He also announced at the time that he'd be staying on with TechCrunch as founding blogger and writer.
But on Friday morning, after questions began being raised over conflicts of interest between Arrington's investees and the subjects covered in his highly read blog, AOL -- which owns TechCrunch -- began specifying its message, saying that Arrington was securely with AOL Ventures, the company's investment arm -- and not with editorial like TechCrunch.
TechCrunch is hiring a new managing editor now that Arrington is no longer on editorial payroll.
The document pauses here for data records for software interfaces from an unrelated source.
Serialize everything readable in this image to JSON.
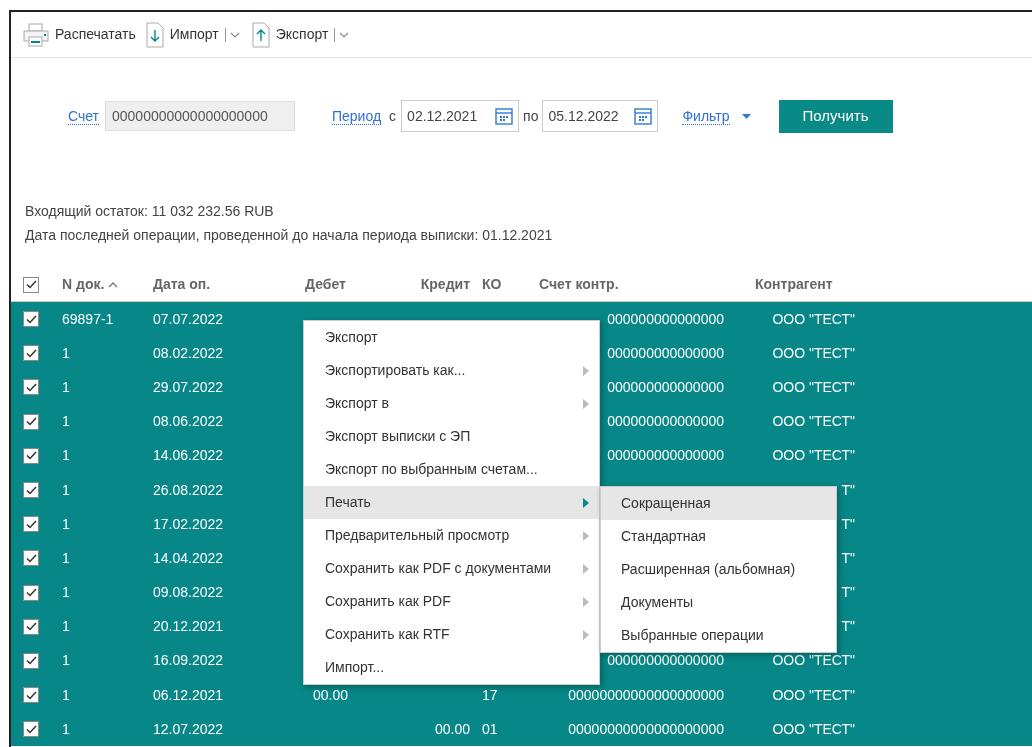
{
  "toolbar": [
    {
      "kind": "print",
      "label": "Распечатать",
      "dropdown": false
    },
    {
      "kind": "import",
      "label": "Импорт",
      "dropdown": true
    },
    {
      "kind": "export",
      "label": "Экспорт",
      "dropdown": true
    }
  ],
  "form": {
    "account_label": "Счет",
    "account_value": "00000000000000000000",
    "period_label": "Период",
    "from_label": "с",
    "from_value": "02.12.2021",
    "to_label": "по",
    "to_value": "05.12.2022",
    "filter_label": "Фильтр",
    "submit": "Получить"
  },
  "info": [
    "Входящий остаток: 11 032 232.56 RUB",
    "Дата последней операции, проведенной до начала периода выписки: 01.12.2021"
  ],
  "table": {
    "all_checked": true,
    "columns": [
      {
        "label": "N док.",
        "sorted": true
      },
      {
        "label": "Дата оп.",
        "sorted": false
      },
      {
        "label": "Дебет",
        "sorted": false
      },
      {
        "label": "Кредит",
        "sorted": false
      },
      {
        "label": "КО",
        "sorted": false
      },
      {
        "label": "Счет контр.",
        "sorted": false
      },
      {
        "label": "Контрагент",
        "sorted": false
      }
    ],
    "rows": [
      {
        "checked": true,
        "doc": "69897-1",
        "date": "07.07.2022",
        "account": "000000000000000",
        "contractor": "ООО \"ТЕСТ\""
      },
      {
        "checked": true,
        "doc": "1",
        "date": "08.02.2022",
        "account": "000000000000000",
        "contractor": "ООО \"ТЕСТ\""
      },
      {
        "checked": true,
        "doc": "1",
        "date": "29.07.2022",
        "account": "000000000000000",
        "contractor": "ООО \"ТЕСТ\""
      },
      {
        "checked": true,
        "doc": "1",
        "date": "08.06.2022",
        "account": "000000000000000",
        "contractor": "ООО \"ТЕСТ\""
      },
      {
        "checked": true,
        "doc": "1",
        "date": "14.06.2022",
        "account": "000000000000000",
        "contractor": "ООО \"ТЕСТ\""
      },
      {
        "checked": true,
        "doc": "1",
        "date": "26.08.2022",
        "contractor": "Т\""
      },
      {
        "checked": true,
        "doc": "1",
        "date": "17.02.2022",
        "contractor": "Т\""
      },
      {
        "checked": true,
        "doc": "1",
        "date": "14.04.2022",
        "contractor": "Т\""
      },
      {
        "checked": true,
        "doc": "1",
        "date": "09.08.2022",
        "contractor": "Т\""
      },
      {
        "checked": true,
        "doc": "1",
        "date": "20.12.2021",
        "contractor": "Т\""
      },
      {
        "checked": true,
        "doc": "1",
        "date": "16.09.2022",
        "account": "000000000000000",
        "contractor": "ООО \"ТЕСТ\""
      },
      {
        "checked": true,
        "doc": "1",
        "date": "06.12.2021",
        "debit": "00.00",
        "ko": "17",
        "account": "00000000000000000000",
        "contractor": "ООО \"ТЕСТ\""
      },
      {
        "checked": true,
        "doc": "1",
        "date": "12.07.2022",
        "credit": "00.00",
        "ko": "01",
        "account": "00000000000000000000",
        "contractor": "ООО \"ТЕСТ\""
      }
    ]
  },
  "context_menu": {
    "items": [
      {
        "label": "Экспорт",
        "submenu": false,
        "selected": false
      },
      {
        "label": "Экспортировать как...",
        "submenu": true,
        "selected": false
      },
      {
        "label": "Экспорт в",
        "submenu": true,
        "selected": false
      },
      {
        "label": "Экспорт выписки с ЭП",
        "submenu": false,
        "selected": false
      },
      {
        "label": "Экспорт по выбранным счетам...",
        "submenu": false,
        "selected": false
      },
      {
        "label": "Печать",
        "submenu": true,
        "selected": true
      },
      {
        "label": "Предварительный просмотр",
        "submenu": true,
        "selected": false
      },
      {
        "label": "Сохранить как PDF с документами",
        "submenu": true,
        "selected": false
      },
      {
        "label": "Сохранить как PDF",
        "submenu": true,
        "selected": false
      },
      {
        "label": "Сохранить как RTF",
        "submenu": true,
        "selected": false
      },
      {
        "label": "Импорт...",
        "submenu": false,
        "selected": false
      }
    ],
    "submenu": [
      {
        "label": "Сокращенная",
        "selected": true
      },
      {
        "label": "Стандартная",
        "selected": false
      },
      {
        "label": "Расширенная (альбомная)",
        "selected": false
      },
      {
        "label": "Документы",
        "selected": false
      },
      {
        "label": "Выбранные операции",
        "selected": false
      }
    ]
  }
}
Arrington is also promising full transparency and disclosure about his investment activity to TechCrunch readers.
"TechCrunch is a different property and they have different standards," AOL CEO Tim Armstrong told the New York Times Thursday. "We have a traditional understanding of journalism with the exception of TechCrunch, which is different but is transparent about it."
The gray area between his two potentially conflicting roles as journalist and investor have raised ethical questions about tech media. But, as some point out, Arrington is far from the first, and likely won't be the last, to get into cloudy waters in an industry known for conflicts of interest and nondisclosure.